Think of what we could accomplish. Consider the healing we could nurture and share. 

I have yet to meet a pastor or church leader who didn’t have an abundant supply of murmur stories. We all know what it is to listen to petty argument after argument disguised as helpful feedback. 

The results? 

Well, I know several eager and faithful leaders who decided it was too much. They went somewhere else. More and more, we’re hearing about pastors themselves who have left ministry. The back bighting and infighting was insufferable.

So, let’s note how our murmuring and complaining impacts others and the ministry we say we care about. But also notice more of what the verse from Philippians says. Do all things without murmuring and arguing, so that you may be blameless and innocent. 

There’s a personal toll to murmuring and complaining, too. It takes us away from the image of God within us. It clouds our perception of others and it steals our joy of life.
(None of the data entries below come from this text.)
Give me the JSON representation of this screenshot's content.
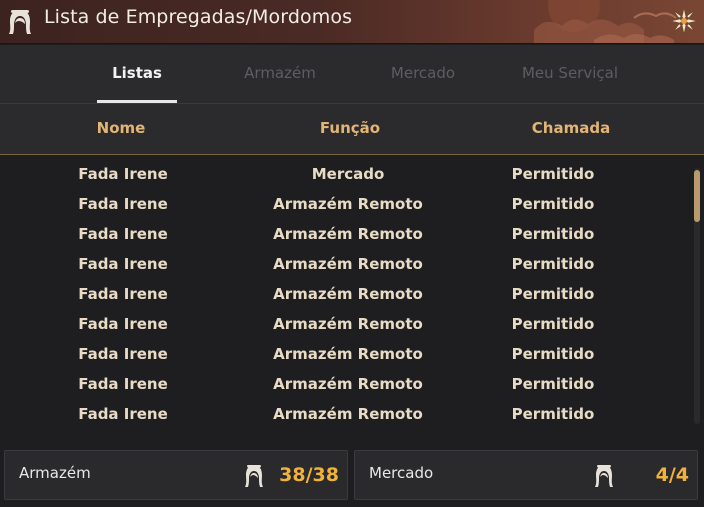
{
  "window": {
    "title": "Lista de Empregadas/Mordomos",
    "title_icon": "maid-icon",
    "close_icon": "close-ornament-icon"
  },
  "tabs": [
    {
      "label": "Listas",
      "active": true
    },
    {
      "label": "Armazém",
      "active": false
    },
    {
      "label": "Mercado",
      "active": false
    },
    {
      "label": "Meu Serviçal",
      "active": false
    }
  ],
  "table": {
    "headers": [
      "Nome",
      "Função",
      "Chamada"
    ],
    "rows": [
      [
        "Fada Irene",
        "Mercado",
        "Permitido"
      ],
      [
        "Fada Irene",
        "Armazém Remoto",
        "Permitido"
      ],
      [
        "Fada Irene",
        "Armazém Remoto",
        "Permitido"
      ],
      [
        "Fada Irene",
        "Armazém Remoto",
        "Permitido"
      ],
      [
        "Fada Irene",
        "Armazém Remoto",
        "Permitido"
      ],
      [
        "Fada Irene",
        "Armazém Remoto",
        "Permitido"
      ],
      [
        "Fada Irene",
        "Armazém Remoto",
        "Permitido"
      ],
      [
        "Fada Irene",
        "Armazém Remoto",
        "Permitido"
      ],
      [
        "Fada Irene",
        "Armazém Remoto",
        "Permitido"
      ]
    ]
  },
  "footer": {
    "storage": {
      "label": "Armazém",
      "count": "38/38",
      "icon": "maid-icon"
    },
    "market": {
      "label": "Mercado",
      "count": "4/4",
      "icon": "maid-icon"
    }
  },
  "colors": {
    "accent": "#f0b23c",
    "header_text": "#e2b476",
    "row_text": "#e8dcc6",
    "titlebar": "#4a2a24"
  }
}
Now, I’m not sure the apostle Paul was talking about living a perfect life. In his encouragement to not murmur or argue, though, he did use words like blameless, innocent and without blemish. And that is close enough for me!

Stay blessed…john

Real fast

Matthew 9:14-17

Did Jesus have the talk with his disciples? The fasting talk? Did he sit with them and explain that, when it came to fasting, they would be different?

They would not fast at all!

For sure they knew other rabbis and disciples fasted. It was a holy act of devotion. They could’ve been looking forward to their fasting experience with their teacher. Or not. Did they notice they hadn’t been fasting?

Well, we’re sure others noticed.

At the very least, John the Baptist’s disciples wondered about their fasting practice. Or lack thereof. They aligned themselves with the Pharisees. As best we can tell, they fasted twice every week. But why didn’t the disciples of Jesus even fast once?

The Lord eluded to his being the expected bridegroom–the church is the bride. Wedding attendants don’t mourn when they’re with the bridegroom. My best man took me out to lunch and bought me a gift on my wedding day. He didn’t bring up to me that about fifty percent of marriages in the U.S. end in divorce. He didn’t tell me most Americans live paycheck to paycheck. There’s too much to celebrate right now.

To be sure, a time would come when others would take away or snatch the bridegroom, Jesus. Let’s guess that’ll happen on a Thursday evening. Were his disciples fasting behind locked doors the day Jesus resurrected?

The larger point Jesus pointed to was about the new reality God was shaping in Jesus. There was nothing wrong with fasting. There was nothing wrong with praying and giving. But there was a change in perspective and, perhaps, even in attitude. That was what Jesus led his disciples toward by not fasting.

Now, if we want a new or even a renewed sense of joy in our churches, we need new attitudes. New perspectives. Is there something we need to stop doing to pay closer attention to the reality of Jesus? Dressing up our old only creates more problems. Problems that take us further from our mission and purpose.

I won’t suggest we stop fasting because I’m not so sure many of us do to begin with. So, maybe we should fast this week. In the next few days, find a way to fast with joyful expectation. And let’s see what God might show us.

Stay blessed…john